Film: A Coastal Partnership (2012)
A Coastal Partnership: Maritime Stories of Integrated Management
A Film by Sarah Bood for the Coastal CURA
Across the Canadian Maritimes there are many unpublicized stories of coastal community heros, groups of people working together to protect the health of their fisheries, watersheds, and community heritage.
From the beginning, some of the uniqueness of the Coastal CURA project has come from the variety of media that CURA partners have used to assess, discuss and address the challenges of managing coastal resources and spaces in the Maritimes. Community members’ place-based knowledge and experience, so diverse in form and content, came to be reflected in a variety of manners, from research publications and the development of management plans, to others that defied the traditional academic format, such as learning circles, skills workshops, and film.
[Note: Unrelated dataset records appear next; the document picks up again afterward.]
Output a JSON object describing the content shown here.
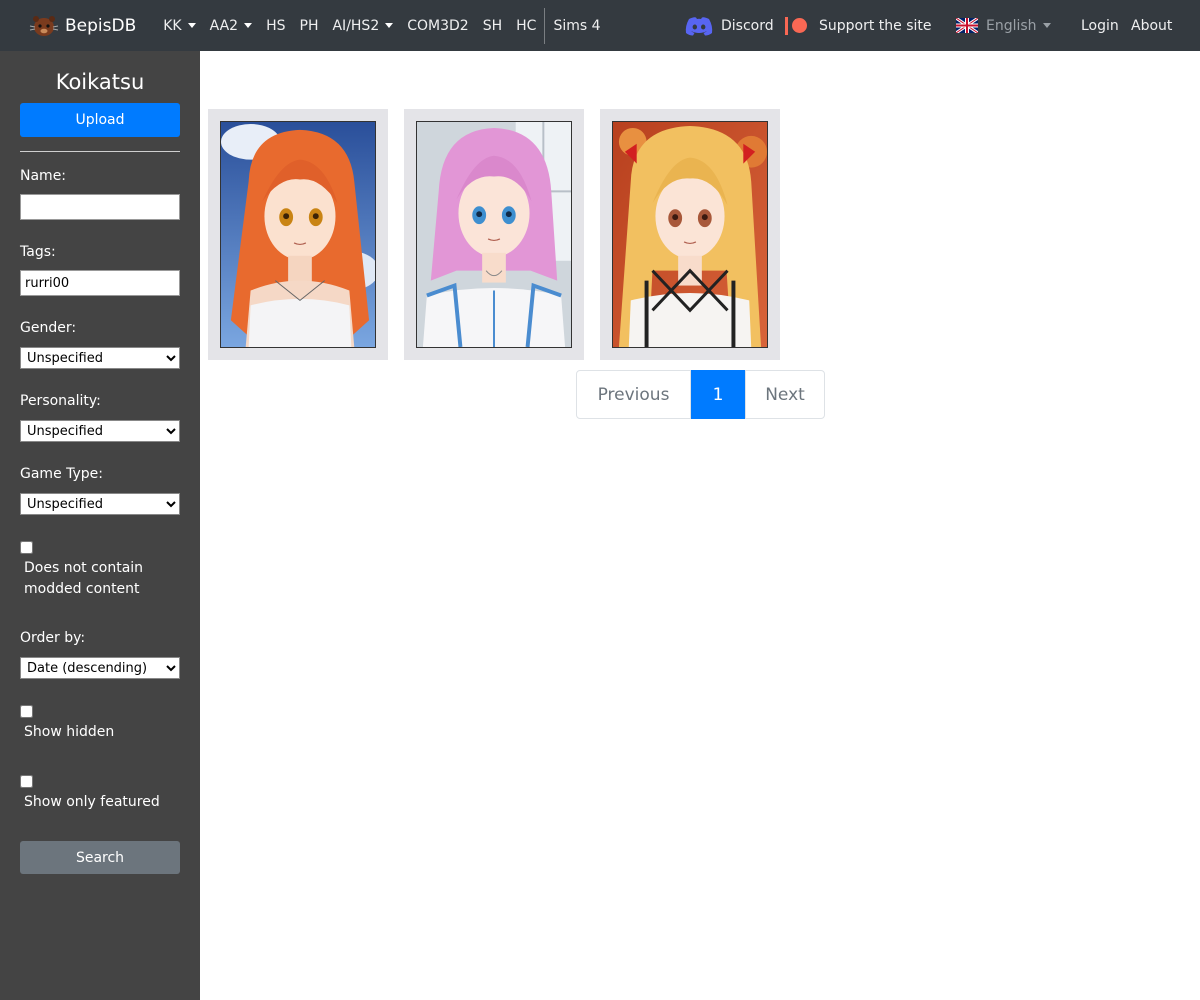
{
  "navbar": {
    "brand": "BepisDB",
    "items": [
      {
        "label": "KK",
        "dropdown": true
      },
      {
        "label": "AA2",
        "dropdown": true
      },
      {
        "label": "HS",
        "dropdown": false
      },
      {
        "label": "PH",
        "dropdown": false
      },
      {
        "label": "AI/HS2",
        "dropdown": true
      },
      {
        "label": "COM3D2",
        "dropdown": false
      },
      {
        "label": "SH",
        "dropdown": false
      },
      {
        "label": "HC",
        "dropdown": false
      },
      {
        "label": "Sims 4",
        "dropdown": false
      }
    ],
    "discord": "Discord",
    "support": "Support the site",
    "language": "English",
    "login": "Login",
    "about": "About"
  },
  "sidebar": {
    "title": "Koikatsu",
    "upload_label": "Upload",
    "name_label": "Name:",
    "name_value": "",
    "tags_label": "Tags:",
    "tags_value": "rurri00",
    "gender_label": "Gender:",
    "gender_value": "Unspecified",
    "personality_label": "Personality:",
    "personality_value": "Unspecified",
    "game_type_label": "Game Type:",
    "game_type_value": "Unspecified",
    "no_modded_label": "Does not contain modded content",
    "order_label": "Order by:",
    "order_value": "Date (descending)",
    "show_hidden_label": "Show hidden",
    "show_featured_label": "Show only featured",
    "search_label": "Search"
  },
  "pagination": {
    "previous": "Previous",
    "current": "1",
    "next": "Next"
  },
  "colors": {
    "navbar_bg": "#343a40",
    "sidebar_bg": "#444444",
    "primary": "#007bff",
    "secondary": "#6c757d"
  }
}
A Coastal Partnership is a documentary that focuses on two First Nations and two fishery associations: Lennox Island First Nation in Prince Edward Island and Bear River First Nation in Nova Scotia; the inshore fishery of southwest New Brunswick, and the independent clammers in Digby-Annapolis, Nova Scotia. Linked together through the Coastal CURA, members from these communities have been working with academics to identify what they need to become more involved in coastal management decisions.
This film, a Coastal CURA capstone project, was produced as a collective effort, not only to share the perspectives of the four coastal communities but also to be used as a reflective tool for coastal community residents in general (both within the Canadian Maritimes and beyond). Moreover, the film contains success stories and important lessons about the role of local values, the realities of sharing space and access to resources, and the process of increasing local participation in coastal management.